BEGIN

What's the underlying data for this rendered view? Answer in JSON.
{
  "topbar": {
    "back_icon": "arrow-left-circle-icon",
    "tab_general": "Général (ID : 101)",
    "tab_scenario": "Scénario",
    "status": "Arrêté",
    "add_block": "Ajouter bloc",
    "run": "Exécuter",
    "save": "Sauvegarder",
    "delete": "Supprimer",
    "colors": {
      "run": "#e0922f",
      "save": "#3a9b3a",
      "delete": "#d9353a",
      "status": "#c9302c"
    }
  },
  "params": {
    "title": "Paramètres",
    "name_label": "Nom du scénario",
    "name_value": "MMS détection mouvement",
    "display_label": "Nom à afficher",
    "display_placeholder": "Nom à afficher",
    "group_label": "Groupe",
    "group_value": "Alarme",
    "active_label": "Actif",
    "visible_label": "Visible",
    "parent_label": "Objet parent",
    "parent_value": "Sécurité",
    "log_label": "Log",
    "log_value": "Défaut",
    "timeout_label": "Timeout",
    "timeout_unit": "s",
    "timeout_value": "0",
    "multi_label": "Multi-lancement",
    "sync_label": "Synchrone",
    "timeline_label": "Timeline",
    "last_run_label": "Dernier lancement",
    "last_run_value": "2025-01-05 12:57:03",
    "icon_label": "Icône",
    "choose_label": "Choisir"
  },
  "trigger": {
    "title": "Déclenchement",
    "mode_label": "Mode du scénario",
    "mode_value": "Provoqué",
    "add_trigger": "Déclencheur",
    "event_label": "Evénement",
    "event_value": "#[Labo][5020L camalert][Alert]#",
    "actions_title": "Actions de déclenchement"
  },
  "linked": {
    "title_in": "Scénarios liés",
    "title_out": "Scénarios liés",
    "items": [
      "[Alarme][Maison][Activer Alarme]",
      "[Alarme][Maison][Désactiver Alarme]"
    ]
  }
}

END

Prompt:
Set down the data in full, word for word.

Solution below:
What's the underlying data for this rendered view? Answer in JSON.
{
  "topbar": {
    "back_icon": "arrow-left-circle-icon",
    "tab_general": "Général (ID : 101)",
    "tab_scenario": "Scénario",
    "status": "Arrêté",
    "add_block": "Ajouter bloc",
    "run": "Exécuter",
    "save": "Sauvegarder",
    "delete": "Supprimer",
    "colors": {
      "run": "#e0922f",
      "save": "#3a9b3a",
      "delete": "#d9353a",
      "status": "#c9302c"
    }
  },
  "params": {
    "title": "Paramètres",
    "name_label": "Nom du scénario",
    "name_value": "MMS détection mouvement",
    "display_label": "Nom à afficher",
    "display_placeholder": "Nom à afficher",
    "group_label": "Groupe",
    "group_value": "Alarme",
    "active_label": "Actif",
    "visible_label": "Visible",
    "parent_label": "Objet parent",
    "parent_value": "Sécurité",
    "log_label": "Log",
    "log_value": "Défaut",
    "timeout_label": "Timeout",
    "timeout_unit": "s",
    "timeout_value": "0",
    "multi_label": "Multi-lancement",
    "sync_label": "Synchrone",
    "timeline_label": "Timeline",
    "last_run_label": "Dernier lancement",
    "last_run_value": "2025-01-05 12:57:03",
    "icon_label": "Icône",
    "choose_label": "Choisir"
  },
  "trigger": {
    "title": "Déclenchement",
    "mode_label": "Mode du scénario",
    "mode_value": "Provoqué",
    "add_trigger": "Déclencheur",
    "event_label": "Evénement",
    "event_value": "#[Labo][5020L camalert][Alert]#",
    "actions_title": "Actions de déclenchement"
  },
  "linked": {
    "title_in": "Scénarios liés",
    "title_out": "Scénarios liés",
    "items": [
      "[Alarme][Maison][Activer Alarme]",
      "[Alarme][Maison][Désactiver Alarme]"
    ]
  }
}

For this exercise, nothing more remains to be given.